__Exercise description__.
What you return should be the lines of the data containing "JSON", each in full.

__Records provided__.

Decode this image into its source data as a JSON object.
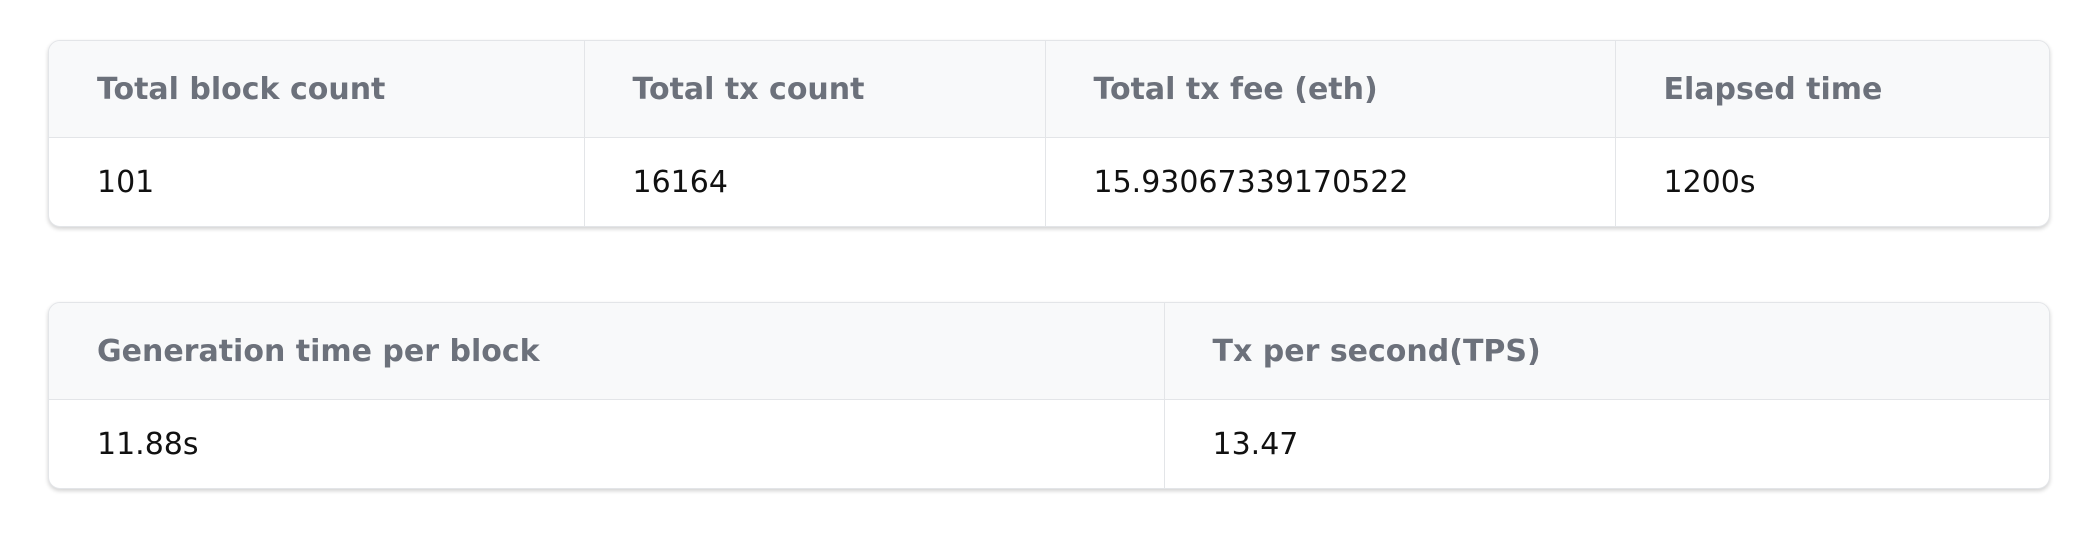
{
  "summary_table": {
    "headers": [
      "Total block count",
      "Total tx count",
      "Total tx fee (eth)",
      "Elapsed time"
    ],
    "values": [
      "101",
      "16164",
      "15.93067339170522",
      "1200s"
    ]
  },
  "rate_table": {
    "headers": [
      "Generation time per block",
      "Tx per second(TPS)"
    ],
    "values": [
      "11.88s",
      "13.47"
    ]
  },
  "colors": {
    "header_bg": "#f8f9fa",
    "header_text": "#6c717b",
    "value_text": "#111111",
    "border": "#e3e5e8"
  }
}
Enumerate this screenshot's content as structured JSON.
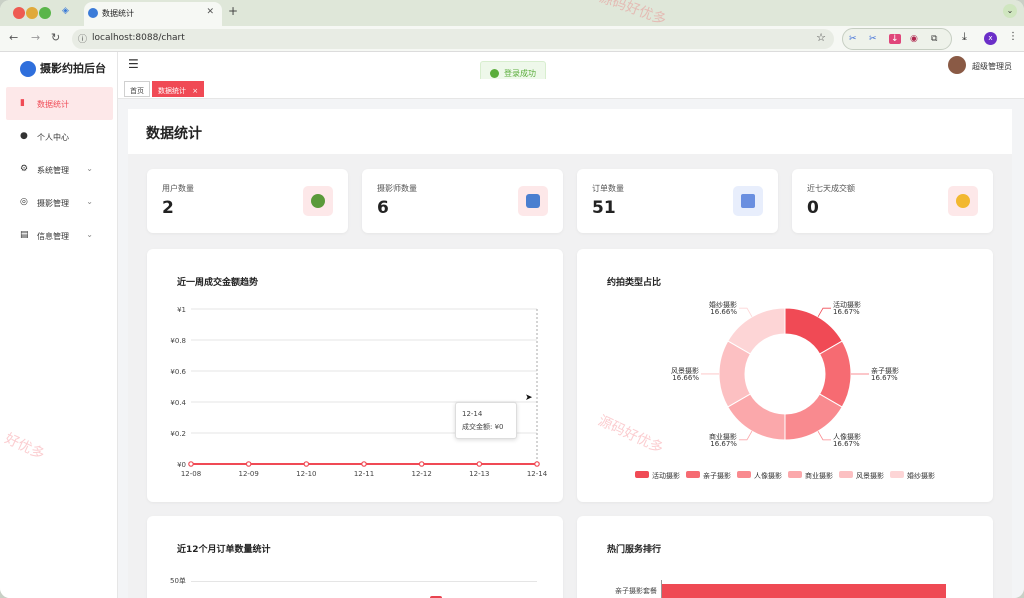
{
  "browser": {
    "tab_title": "数据统计",
    "url": "localhost:8088/chart"
  },
  "app": {
    "title": "摄影约拍后台"
  },
  "sidebar": {
    "items": [
      {
        "label": "数据统计"
      },
      {
        "label": "个人中心"
      },
      {
        "label": "系统管理"
      },
      {
        "label": "摄影管理"
      },
      {
        "label": "信息管理"
      }
    ]
  },
  "header": {
    "toast": "登录成功",
    "user": "超级管理员"
  },
  "tags": {
    "home": "首页",
    "current": "数据统计",
    "close": "×"
  },
  "page": {
    "title": "数据统计"
  },
  "stats": [
    {
      "label": "用户数量",
      "value": "2"
    },
    {
      "label": "摄影师数量",
      "value": "6"
    },
    {
      "label": "订单数量",
      "value": "51"
    },
    {
      "label": "近七天成交额",
      "value": "0"
    }
  ],
  "tooltip": {
    "date": "12-14",
    "text": "成交金额: ¥0"
  },
  "watermarks": {
    "a": "源码好优多",
    "b": "好优多"
  },
  "colors": {
    "accent": "#f04a55"
  },
  "chart_data": [
    {
      "type": "line",
      "title": "近一周成交金额趋势",
      "x": [
        "12-08",
        "12-09",
        "12-10",
        "12-11",
        "12-12",
        "12-13",
        "12-14"
      ],
      "values": [
        0,
        0,
        0,
        0,
        0,
        0,
        0
      ],
      "ylim": [
        0,
        1
      ],
      "yticks": [
        "¥0",
        "¥0.2",
        "¥0.4",
        "¥0.6",
        "¥0.8",
        "¥1"
      ],
      "color": "#f04a55"
    },
    {
      "type": "pie",
      "title": "约拍类型占比",
      "donut": true,
      "slices": [
        {
          "name": "活动摄影",
          "value": 16.67,
          "label": "16.67%",
          "color": "#f04a55"
        },
        {
          "name": "亲子摄影",
          "value": 16.67,
          "label": "16.67%",
          "color": "#f66b72"
        },
        {
          "name": "人像摄影",
          "value": 16.67,
          "label": "16.67%",
          "color": "#f98a8f"
        },
        {
          "name": "商业摄影",
          "value": 16.67,
          "label": "16.67%",
          "color": "#fba8ab"
        },
        {
          "name": "风景摄影",
          "value": 16.66,
          "label": "16.66%",
          "color": "#fcc0c2"
        },
        {
          "name": "婚纱摄影",
          "value": 16.66,
          "label": "16.66%",
          "color": "#fdd5d6"
        }
      ]
    },
    {
      "type": "bar",
      "title": "近12个月订单数量统计",
      "ytick_top": "50单",
      "visible_bar_color": "#e8434f"
    },
    {
      "type": "bar",
      "title": "热门服务排行",
      "categories": [
        "亲子摄影套餐"
      ],
      "color": "#ef4a54"
    }
  ]
}
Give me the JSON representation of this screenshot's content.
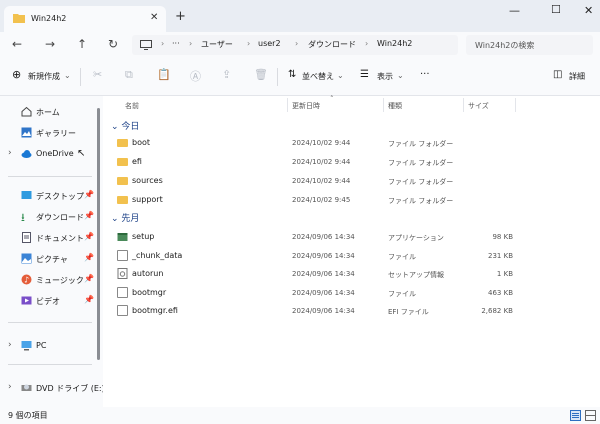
{
  "window": {
    "tab_title": "Win24h2",
    "minimize": "—",
    "maximize": "☐",
    "close": "✕"
  },
  "address": {
    "segments": [
      "ユーザー",
      "user2",
      "ダウンロード",
      "Win24h2"
    ],
    "overflow": "···",
    "search_placeholder": "Win24h2の検索"
  },
  "toolbar": {
    "new_label": "新規作成",
    "sort_label": "並べ替え",
    "view_label": "表示",
    "more_label": "···",
    "details_label": "詳細"
  },
  "nav": {
    "home": "ホーム",
    "gallery": "ギャラリー",
    "onedrive": "OneDrive",
    "quick": [
      "デスクトップ",
      "ダウンロード",
      "ドキュメント",
      "ピクチャ",
      "ミュージック",
      "ビデオ"
    ],
    "pc": "PC",
    "dvd": "DVD ドライブ (E:)"
  },
  "columns": {
    "name": "名前",
    "date": "更新日時",
    "type": "種類",
    "size": "サイズ"
  },
  "groups": {
    "today": "今日",
    "earlier": "先月"
  },
  "files_today": [
    {
      "name": "boot",
      "date": "2024/10/02 9:44",
      "type": "ファイル フォルダー",
      "size": ""
    },
    {
      "name": "efi",
      "date": "2024/10/02 9:44",
      "type": "ファイル フォルダー",
      "size": ""
    },
    {
      "name": "sources",
      "date": "2024/10/02 9:44",
      "type": "ファイル フォルダー",
      "size": ""
    },
    {
      "name": "support",
      "date": "2024/10/02 9:45",
      "type": "ファイル フォルダー",
      "size": ""
    }
  ],
  "files_earlier": [
    {
      "name": "setup",
      "date": "2024/09/06 14:34",
      "type": "アプリケーション",
      "size": "98 KB"
    },
    {
      "name": "_chunk_data",
      "date": "2024/09/06 14:34",
      "type": "ファイル",
      "size": "231 KB"
    },
    {
      "name": "autorun",
      "date": "2024/09/06 14:34",
      "type": "セットアップ情報",
      "size": "1 KB"
    },
    {
      "name": "bootmgr",
      "date": "2024/09/06 14:34",
      "type": "ファイル",
      "size": "463 KB"
    },
    {
      "name": "bootmgr.efi",
      "date": "2024/09/06 14:34",
      "type": "EFI ファイル",
      "size": "2,682 KB"
    }
  ],
  "status": {
    "item_count": "9 個の項目"
  }
}
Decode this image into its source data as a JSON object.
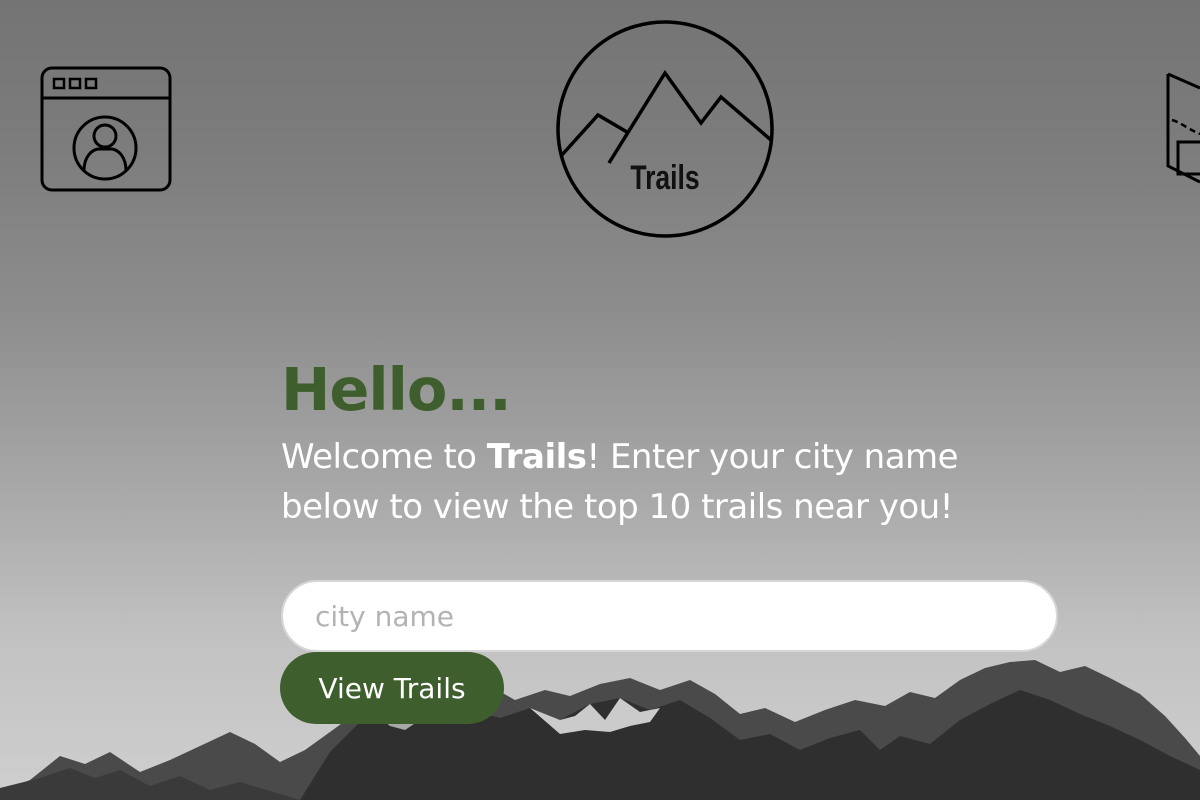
{
  "header": {
    "profile_icon": "browser-profile-icon",
    "logo": {
      "icon": "mountain-logo-icon",
      "text": "Trails"
    },
    "map_icon": "map-icon"
  },
  "main": {
    "greeting": "Hello...",
    "welcome_prefix": "Welcome to ",
    "welcome_brand": "Trails",
    "welcome_suffix": "! Enter your city name below to view the top 10 trails near you!",
    "search": {
      "placeholder": "city name",
      "value": ""
    },
    "button_label": "View Trails"
  },
  "colors": {
    "accent_green": "#3f5e2e",
    "background_gray": "#8e8e8e",
    "input_background": "#ffffff",
    "text_light": "#ffffff"
  }
}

__Output of the exercise__.
Decode this image into its source data as a JSON object.
Enumerate this screenshot's content as structured JSON.
Give me the JSON representation of this screenshot's content.
Decode this image into its source data as a JSON object.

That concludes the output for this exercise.